Maria Ressa, the editor of the online news site Rappler, began her trial for cyber libel Tuesday in Manila. If convicted, Ressa could be sentenced to several years in prison. She is an avid critic of President Rodrigo Duterte and was named one of Time magazine's people of the year in 2018 for her journalism.

Critics of the 74-year-old Duterte point to Ressa’s previous indictments on libel and tax evasion as evidence of a deliberate attempt to thwart independent media like Rappler. Ressa told AFP, a global news agency, that "The government hopes to intimidate us by syphoning both my personal time, our resources."
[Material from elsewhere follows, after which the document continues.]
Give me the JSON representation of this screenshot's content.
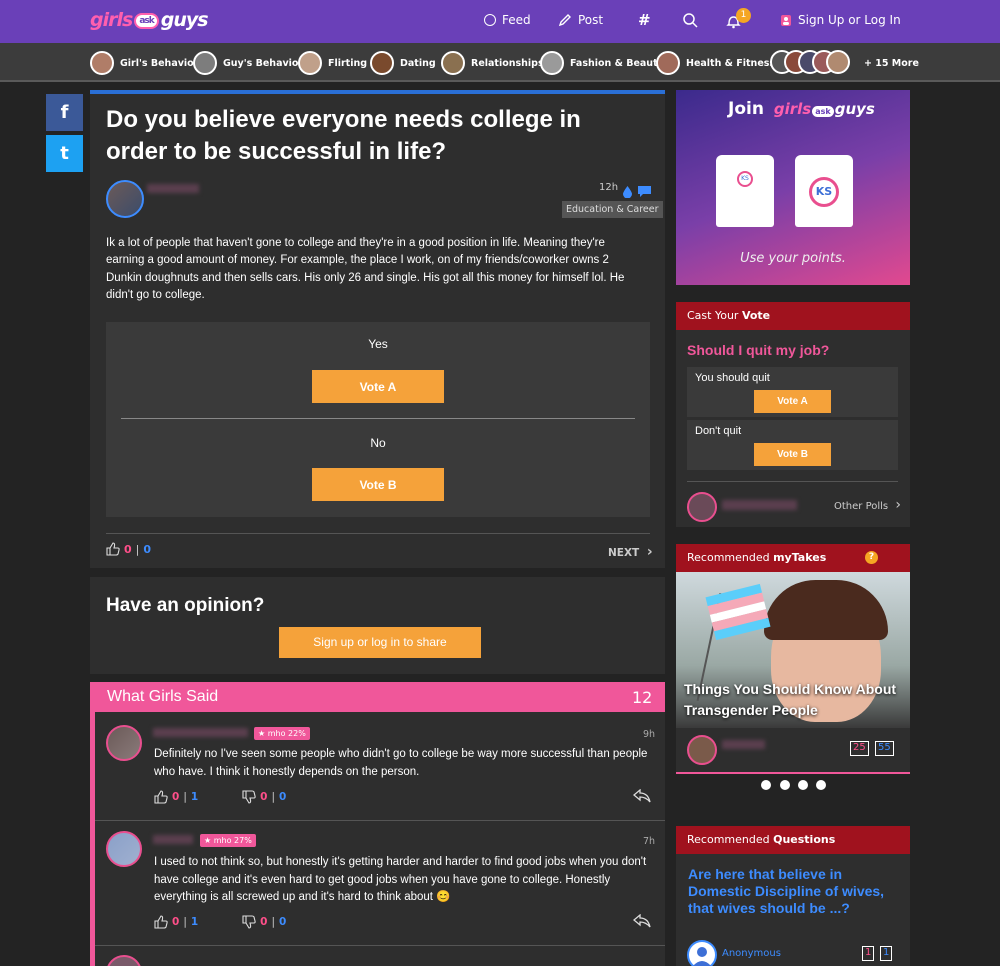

The case has garnered some international attention from the United States and other countries. Madeleine Albright, the former U.S. Secretary of State under President Clinton (1997 – 2001) expressed her views on the case by saying, “Around the world, a new generation of authoritarian leaders is leading a concerted and intentional assault on truth, with serious consequences for journalists such as Maria who are committed to exposing corruption, documenting abuse and combating misinformation”

Another high-profile human rights lawyer, Amal Clooney, who is of British-Lebanese heritage and serves a barrister for the U.K. based Doughty Street Chambers, referred to Ressa as "a courageous journalist who is being persecuted for reporting the news and standing up to human rights abuses."

Clooney, who has gained some fame as the wife of American actor and filmmaker George Clooney, may not be able to offer much more than lip service to Ressa because the charges are in the Philippines, Ressa’s native country, with no foreign jurisdiction.

The bulk of the criticism aimed at Duterte is his commitment to the War on Drugs that has resulted in many deaths. Those outside the archipelago condemn his drug fighting “methods” but he still has strong support inside the Philippines. Duterte has referred to reporters as “spies” and said that some journalists are legitimate targets for assassination.  

A pro-Duterte columnist, Rigoberto Tiglao, wrote a blog in 2016 critical of Rappler for not disclosing details of some foreign investments. Duterte has accused Rappler of being “owned” by Americans, funded by the U.S. Central Intelligence Agency and violating the Philippine constitution.

Rappler emerged in 2011, beginning as a Facebook page called “Move.PH”. The Rappler website launched in 2012, with Ressa and about 12 employees. It now employs hundreds of people, has expanded to an operation in Indonesia and boasts a Facebook and Twitter following in the millions.